4999 . . represent the same point. Addition and multiplication of real numbers are defined by means of sums and products of longer and longer terminating decimals. It can be shown that the real number system satisfies conditions 1 to 9 on pages 32–3, so the real number system is a field. * Every point r in the real number system divides the rational numbers into two parts A and B, where A includes all the rational points that are to the left of r, and B includes all the remaining rational points.

4. For each x there exists a member denoted by −x that has the property x + (−x) = (−x) + x = 0. Let us consider next those properties of a field that relate to the operation · (times) alone. Because the number 0 is an exception for condition 8, let us exclude 0 from consideration. Denote by F* the set of all non-zero members of F. If x and y are in F* there is a member of F* denoted by x·y, and the operation · in F* satisfies conditions 5 to 8 of pages 32–3. We repeat these conditions with a slight modification of 8 made possible by the fact that we are now talking about F* instead of F.

That is, n2 must be even, and therefore n must be even. Notice that while m and n are not both even, we have been compelled to say that they are both even. We were led into this absurdity as a result of assuming that the length s may be expressed as a ratio of whole numbers.

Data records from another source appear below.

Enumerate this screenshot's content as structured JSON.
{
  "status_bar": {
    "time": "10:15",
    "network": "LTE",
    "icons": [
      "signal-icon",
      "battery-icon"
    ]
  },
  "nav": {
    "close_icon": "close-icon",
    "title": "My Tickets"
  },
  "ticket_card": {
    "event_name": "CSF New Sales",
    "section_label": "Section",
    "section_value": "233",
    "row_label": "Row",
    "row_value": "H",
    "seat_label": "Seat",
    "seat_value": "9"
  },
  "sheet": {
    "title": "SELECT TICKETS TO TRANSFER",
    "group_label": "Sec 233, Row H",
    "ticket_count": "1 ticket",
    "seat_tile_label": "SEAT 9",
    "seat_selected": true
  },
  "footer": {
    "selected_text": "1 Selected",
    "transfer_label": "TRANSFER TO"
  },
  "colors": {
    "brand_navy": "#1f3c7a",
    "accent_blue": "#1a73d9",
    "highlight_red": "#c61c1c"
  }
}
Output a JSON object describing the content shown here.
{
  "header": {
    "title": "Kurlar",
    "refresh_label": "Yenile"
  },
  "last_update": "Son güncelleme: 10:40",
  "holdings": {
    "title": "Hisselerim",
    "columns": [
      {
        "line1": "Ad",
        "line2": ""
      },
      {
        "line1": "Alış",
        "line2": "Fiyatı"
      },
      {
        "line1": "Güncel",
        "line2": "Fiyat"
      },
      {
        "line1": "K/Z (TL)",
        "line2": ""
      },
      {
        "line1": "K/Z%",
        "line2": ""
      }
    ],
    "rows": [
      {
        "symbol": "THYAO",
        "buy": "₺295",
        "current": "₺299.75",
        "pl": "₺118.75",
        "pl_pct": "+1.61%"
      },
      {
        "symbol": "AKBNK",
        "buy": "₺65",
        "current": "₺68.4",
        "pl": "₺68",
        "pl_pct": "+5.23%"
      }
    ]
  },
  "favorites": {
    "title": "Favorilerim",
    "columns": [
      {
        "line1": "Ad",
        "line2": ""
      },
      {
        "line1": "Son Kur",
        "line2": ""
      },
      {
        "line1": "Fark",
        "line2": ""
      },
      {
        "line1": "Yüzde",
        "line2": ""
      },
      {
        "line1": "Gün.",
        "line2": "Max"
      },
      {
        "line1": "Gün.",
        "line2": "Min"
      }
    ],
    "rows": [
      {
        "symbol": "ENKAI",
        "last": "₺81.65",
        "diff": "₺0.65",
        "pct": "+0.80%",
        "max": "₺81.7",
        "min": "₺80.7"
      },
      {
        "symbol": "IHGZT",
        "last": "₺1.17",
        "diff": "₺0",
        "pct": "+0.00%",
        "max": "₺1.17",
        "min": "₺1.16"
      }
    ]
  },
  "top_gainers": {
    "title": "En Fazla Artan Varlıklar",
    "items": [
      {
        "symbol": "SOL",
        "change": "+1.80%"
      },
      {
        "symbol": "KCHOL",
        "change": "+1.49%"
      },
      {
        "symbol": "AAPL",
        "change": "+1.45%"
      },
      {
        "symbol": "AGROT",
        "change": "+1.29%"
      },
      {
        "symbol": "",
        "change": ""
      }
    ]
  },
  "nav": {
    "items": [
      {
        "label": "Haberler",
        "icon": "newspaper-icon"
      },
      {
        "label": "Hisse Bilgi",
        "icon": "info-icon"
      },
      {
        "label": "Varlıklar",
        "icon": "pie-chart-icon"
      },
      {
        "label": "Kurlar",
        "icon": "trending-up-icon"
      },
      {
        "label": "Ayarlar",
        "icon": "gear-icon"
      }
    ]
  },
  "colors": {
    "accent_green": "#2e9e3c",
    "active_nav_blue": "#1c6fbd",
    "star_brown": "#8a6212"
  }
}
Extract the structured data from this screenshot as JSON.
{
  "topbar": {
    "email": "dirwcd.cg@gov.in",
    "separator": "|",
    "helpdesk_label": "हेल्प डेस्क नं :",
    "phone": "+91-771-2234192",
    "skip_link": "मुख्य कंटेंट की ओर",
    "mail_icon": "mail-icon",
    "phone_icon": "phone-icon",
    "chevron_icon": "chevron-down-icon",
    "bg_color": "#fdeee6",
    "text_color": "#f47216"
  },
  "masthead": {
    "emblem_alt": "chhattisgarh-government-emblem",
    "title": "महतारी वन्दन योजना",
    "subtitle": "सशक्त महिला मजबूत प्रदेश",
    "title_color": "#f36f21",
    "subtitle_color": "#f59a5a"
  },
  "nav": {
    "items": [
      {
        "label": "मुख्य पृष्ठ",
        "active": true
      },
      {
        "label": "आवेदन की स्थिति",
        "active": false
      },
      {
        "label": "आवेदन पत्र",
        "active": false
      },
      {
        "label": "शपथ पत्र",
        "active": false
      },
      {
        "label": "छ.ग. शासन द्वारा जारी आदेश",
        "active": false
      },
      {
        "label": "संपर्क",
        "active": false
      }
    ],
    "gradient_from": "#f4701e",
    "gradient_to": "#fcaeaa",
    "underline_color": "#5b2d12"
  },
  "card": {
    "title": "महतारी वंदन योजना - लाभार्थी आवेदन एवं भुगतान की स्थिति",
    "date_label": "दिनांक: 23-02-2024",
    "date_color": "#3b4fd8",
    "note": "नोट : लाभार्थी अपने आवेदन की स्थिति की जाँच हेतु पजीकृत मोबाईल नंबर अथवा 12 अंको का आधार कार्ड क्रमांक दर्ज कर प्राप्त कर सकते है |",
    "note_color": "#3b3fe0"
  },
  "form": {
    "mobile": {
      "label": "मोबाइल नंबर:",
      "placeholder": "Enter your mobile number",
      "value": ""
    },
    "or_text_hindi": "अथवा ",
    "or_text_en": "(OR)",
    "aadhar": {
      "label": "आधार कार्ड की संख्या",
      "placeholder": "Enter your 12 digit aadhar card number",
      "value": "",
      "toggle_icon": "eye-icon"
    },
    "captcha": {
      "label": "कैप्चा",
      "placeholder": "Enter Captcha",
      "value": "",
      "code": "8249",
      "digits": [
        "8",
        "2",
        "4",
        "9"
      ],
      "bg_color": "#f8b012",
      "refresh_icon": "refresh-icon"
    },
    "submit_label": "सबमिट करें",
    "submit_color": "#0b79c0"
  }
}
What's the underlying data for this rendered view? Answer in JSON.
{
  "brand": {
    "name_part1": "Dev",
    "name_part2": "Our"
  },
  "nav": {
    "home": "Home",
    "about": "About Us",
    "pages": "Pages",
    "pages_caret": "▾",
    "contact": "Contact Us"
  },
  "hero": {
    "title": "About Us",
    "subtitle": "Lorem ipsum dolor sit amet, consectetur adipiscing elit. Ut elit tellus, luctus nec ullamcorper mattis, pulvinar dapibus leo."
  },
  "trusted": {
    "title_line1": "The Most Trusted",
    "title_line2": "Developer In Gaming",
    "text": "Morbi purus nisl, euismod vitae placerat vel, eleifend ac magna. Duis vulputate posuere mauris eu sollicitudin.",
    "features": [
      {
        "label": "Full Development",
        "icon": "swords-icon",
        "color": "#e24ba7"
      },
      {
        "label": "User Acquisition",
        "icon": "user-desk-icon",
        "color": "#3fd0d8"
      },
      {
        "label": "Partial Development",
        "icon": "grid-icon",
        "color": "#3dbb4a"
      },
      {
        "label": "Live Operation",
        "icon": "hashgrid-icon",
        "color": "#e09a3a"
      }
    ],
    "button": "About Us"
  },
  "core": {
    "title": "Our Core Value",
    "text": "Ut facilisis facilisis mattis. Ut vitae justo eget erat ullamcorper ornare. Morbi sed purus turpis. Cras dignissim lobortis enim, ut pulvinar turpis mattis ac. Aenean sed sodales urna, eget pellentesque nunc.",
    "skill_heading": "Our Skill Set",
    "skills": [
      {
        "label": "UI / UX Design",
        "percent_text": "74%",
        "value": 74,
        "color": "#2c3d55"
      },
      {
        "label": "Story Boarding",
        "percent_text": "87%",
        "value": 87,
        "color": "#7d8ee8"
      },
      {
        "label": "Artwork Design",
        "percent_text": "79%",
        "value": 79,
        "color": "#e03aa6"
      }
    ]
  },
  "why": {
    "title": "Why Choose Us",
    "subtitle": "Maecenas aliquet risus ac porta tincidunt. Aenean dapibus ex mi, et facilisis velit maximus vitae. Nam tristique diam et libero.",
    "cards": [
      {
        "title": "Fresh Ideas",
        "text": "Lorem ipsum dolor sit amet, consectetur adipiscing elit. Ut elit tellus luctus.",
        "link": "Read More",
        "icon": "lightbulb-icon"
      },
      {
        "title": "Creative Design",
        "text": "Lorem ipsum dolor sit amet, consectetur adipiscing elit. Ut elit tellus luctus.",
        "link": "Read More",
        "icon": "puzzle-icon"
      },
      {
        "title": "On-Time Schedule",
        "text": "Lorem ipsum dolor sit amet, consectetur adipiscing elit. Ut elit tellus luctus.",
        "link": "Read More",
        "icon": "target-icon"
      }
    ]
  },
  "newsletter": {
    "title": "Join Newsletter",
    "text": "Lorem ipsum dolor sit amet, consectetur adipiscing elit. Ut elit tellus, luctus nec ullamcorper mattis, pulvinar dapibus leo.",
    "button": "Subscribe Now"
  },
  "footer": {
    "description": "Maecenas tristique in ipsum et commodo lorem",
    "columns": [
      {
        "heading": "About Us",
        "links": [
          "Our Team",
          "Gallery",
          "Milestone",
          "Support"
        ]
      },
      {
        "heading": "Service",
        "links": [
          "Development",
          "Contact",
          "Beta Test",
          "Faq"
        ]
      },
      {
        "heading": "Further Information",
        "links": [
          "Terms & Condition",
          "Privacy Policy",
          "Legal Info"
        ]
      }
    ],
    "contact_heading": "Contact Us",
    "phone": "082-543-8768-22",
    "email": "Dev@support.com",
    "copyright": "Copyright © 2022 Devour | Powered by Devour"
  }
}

Therefore this assumption must be false, and we conclude that the side and diagonal of a square do not have a common measure. Greek arithmetic was not sufficiently developed to provide a way of expressing by numbers the ratio of two lengths that do not have a common measure.